* Required work:
From the entries that follow, report every line in which "icon" occurs.

** Entries provided follows **

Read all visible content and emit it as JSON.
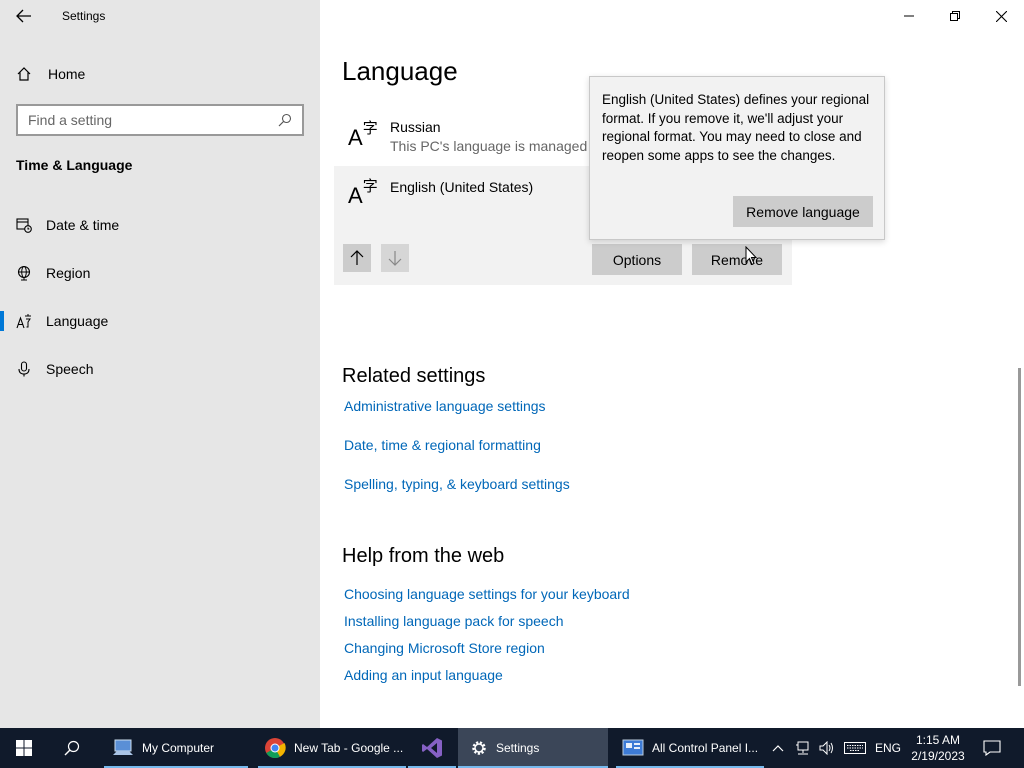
{
  "window": {
    "app_title": "Settings",
    "back_icon": "back-arrow-icon"
  },
  "sidebar": {
    "home_label": "Home",
    "search_placeholder": "Find a setting",
    "section_title": "Time & Language",
    "items": [
      {
        "label": "Date & time",
        "icon": "calendar-clock-icon"
      },
      {
        "label": "Region",
        "icon": "globe-icon"
      },
      {
        "label": "Language",
        "icon": "language-icon",
        "active": true
      },
      {
        "label": "Speech",
        "icon": "microphone-icon"
      }
    ]
  },
  "main": {
    "title": "Language",
    "languages": [
      {
        "name": "Russian",
        "subtitle": "This PC's language is managed b"
      },
      {
        "name": "English (United States)"
      }
    ],
    "options_label": "Options",
    "remove_label": "Remove"
  },
  "flyout": {
    "text": "English (United States) defines your regional format. If you remove it, we'll adjust your regional format. You may need to close and reopen some apps to see the changes.",
    "button_label": "Remove language"
  },
  "related": {
    "title": "Related settings",
    "links": [
      "Administrative language settings",
      "Date, time & regional formatting",
      "Spelling, typing, & keyboard settings"
    ]
  },
  "help": {
    "title": "Help from the web",
    "links": [
      "Choosing language settings for your keyboard",
      "Installing language pack for speech",
      "Changing Microsoft Store region",
      "Adding an input language"
    ]
  },
  "taskbar": {
    "apps": [
      {
        "label": "My Computer"
      },
      {
        "label": "New Tab - Google ..."
      },
      {
        "label": ""
      },
      {
        "label": "Settings"
      },
      {
        "label": "All Control Panel I..."
      }
    ],
    "input_lang": "ENG",
    "time": "1:15 AM",
    "date": "2/19/2023"
  },
  "colors": {
    "accent": "#0078d7",
    "link": "#0067b8",
    "taskbar": "#101a2b"
  }
}
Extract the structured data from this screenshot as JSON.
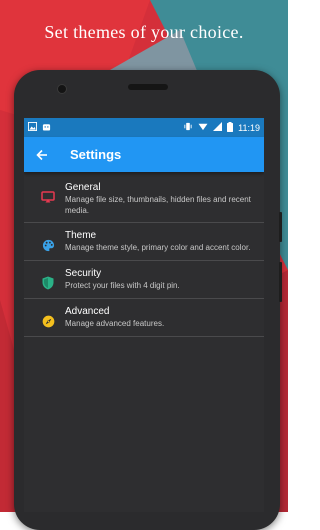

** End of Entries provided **

* Exercise response:
    "back_icon": "back-arrow-icon"
        "icon": "calendar-clock-icon"
        "icon": "globe-icon"
        "icon": "language-icon",
        "icon": "microphone-icon"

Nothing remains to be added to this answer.